Down to the last line, restate the records word for word, but not the pictures.

---------- PROVIDED MATERIAL ----------

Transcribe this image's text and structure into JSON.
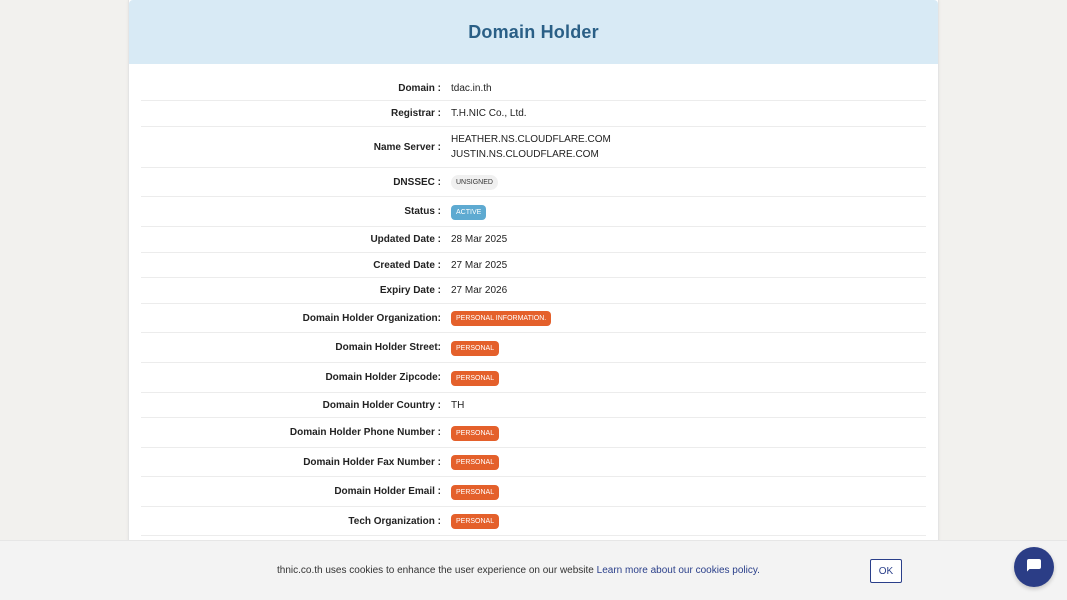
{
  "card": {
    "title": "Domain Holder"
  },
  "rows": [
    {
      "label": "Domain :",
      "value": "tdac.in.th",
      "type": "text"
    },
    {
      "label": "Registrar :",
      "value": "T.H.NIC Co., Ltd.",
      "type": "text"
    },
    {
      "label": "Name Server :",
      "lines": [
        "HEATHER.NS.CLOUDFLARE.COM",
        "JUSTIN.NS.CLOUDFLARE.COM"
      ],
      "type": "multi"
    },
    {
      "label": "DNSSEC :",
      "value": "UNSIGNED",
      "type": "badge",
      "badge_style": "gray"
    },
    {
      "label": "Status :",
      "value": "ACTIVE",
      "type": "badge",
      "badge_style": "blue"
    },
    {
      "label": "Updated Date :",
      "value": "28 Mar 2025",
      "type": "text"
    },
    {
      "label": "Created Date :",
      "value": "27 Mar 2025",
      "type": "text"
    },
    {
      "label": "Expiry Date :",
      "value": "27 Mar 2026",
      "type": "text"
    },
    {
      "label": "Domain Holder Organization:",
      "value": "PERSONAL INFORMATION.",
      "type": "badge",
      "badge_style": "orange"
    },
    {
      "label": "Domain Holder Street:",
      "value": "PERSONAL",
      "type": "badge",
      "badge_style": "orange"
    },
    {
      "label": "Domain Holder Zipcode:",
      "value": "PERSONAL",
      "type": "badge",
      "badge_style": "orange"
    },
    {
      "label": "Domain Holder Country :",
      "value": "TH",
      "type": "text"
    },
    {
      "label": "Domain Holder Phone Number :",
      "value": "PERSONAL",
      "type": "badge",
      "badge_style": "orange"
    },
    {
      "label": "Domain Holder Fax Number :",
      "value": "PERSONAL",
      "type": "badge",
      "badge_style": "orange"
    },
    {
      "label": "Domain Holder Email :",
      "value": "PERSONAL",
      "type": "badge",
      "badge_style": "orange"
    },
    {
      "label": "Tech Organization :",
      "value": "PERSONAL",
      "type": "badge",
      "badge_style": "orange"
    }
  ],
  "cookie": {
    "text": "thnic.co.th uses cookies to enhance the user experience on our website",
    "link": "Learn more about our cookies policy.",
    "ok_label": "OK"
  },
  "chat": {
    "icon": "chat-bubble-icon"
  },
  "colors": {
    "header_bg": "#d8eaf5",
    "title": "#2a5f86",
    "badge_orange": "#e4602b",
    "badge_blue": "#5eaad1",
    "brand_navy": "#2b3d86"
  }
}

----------

# RESPONSE AREA:
Transcribe this image's text and structure into JSON.
{
  "card": {
    "title": "Domain Holder"
  },
  "rows": [
    {
      "label": "Domain :",
      "value": "tdac.in.th",
      "type": "text"
    },
    {
      "label": "Registrar :",
      "value": "T.H.NIC Co., Ltd.",
      "type": "text"
    },
    {
      "label": "Name Server :",
      "lines": [
        "HEATHER.NS.CLOUDFLARE.COM",
        "JUSTIN.NS.CLOUDFLARE.COM"
      ],
      "type": "multi"
    },
    {
      "label": "DNSSEC :",
      "value": "UNSIGNED",
      "type": "badge",
      "badge_style": "gray"
    },
    {
      "label": "Status :",
      "value": "ACTIVE",
      "type": "badge",
      "badge_style": "blue"
    },
    {
      "label": "Updated Date :",
      "value": "28 Mar 2025",
      "type": "text"
    },
    {
      "label": "Created Date :",
      "value": "27 Mar 2025",
      "type": "text"
    },
    {
      "label": "Expiry Date :",
      "value": "27 Mar 2026",
      "type": "text"
    },
    {
      "label": "Domain Holder Organization:",
      "value": "PERSONAL INFORMATION.",
      "type": "badge",
      "badge_style": "orange"
    },
    {
      "label": "Domain Holder Street:",
      "value": "PERSONAL",
      "type": "badge",
      "badge_style": "orange"
    },
    {
      "label": "Domain Holder Zipcode:",
      "value": "PERSONAL",
      "type": "badge",
      "badge_style": "orange"
    },
    {
      "label": "Domain Holder Country :",
      "value": "TH",
      "type": "text"
    },
    {
      "label": "Domain Holder Phone Number :",
      "value": "PERSONAL",
      "type": "badge",
      "badge_style": "orange"
    },
    {
      "label": "Domain Holder Fax Number :",
      "value": "PERSONAL",
      "type": "badge",
      "badge_style": "orange"
    },
    {
      "label": "Domain Holder Email :",
      "value": "PERSONAL",
      "type": "badge",
      "badge_style": "orange"
    },
    {
      "label": "Tech Organization :",
      "value": "PERSONAL",
      "type": "badge",
      "badge_style": "orange"
    }
  ],
  "cookie": {
    "text": "thnic.co.th uses cookies to enhance the user experience on our website",
    "link": "Learn more about our cookies policy.",
    "ok_label": "OK"
  },
  "chat": {
    "icon": "chat-bubble-icon"
  },
  "colors": {
    "header_bg": "#d8eaf5",
    "title": "#2a5f86",
    "badge_orange": "#e4602b",
    "badge_blue": "#5eaad1",
    "brand_navy": "#2b3d86"
  }
}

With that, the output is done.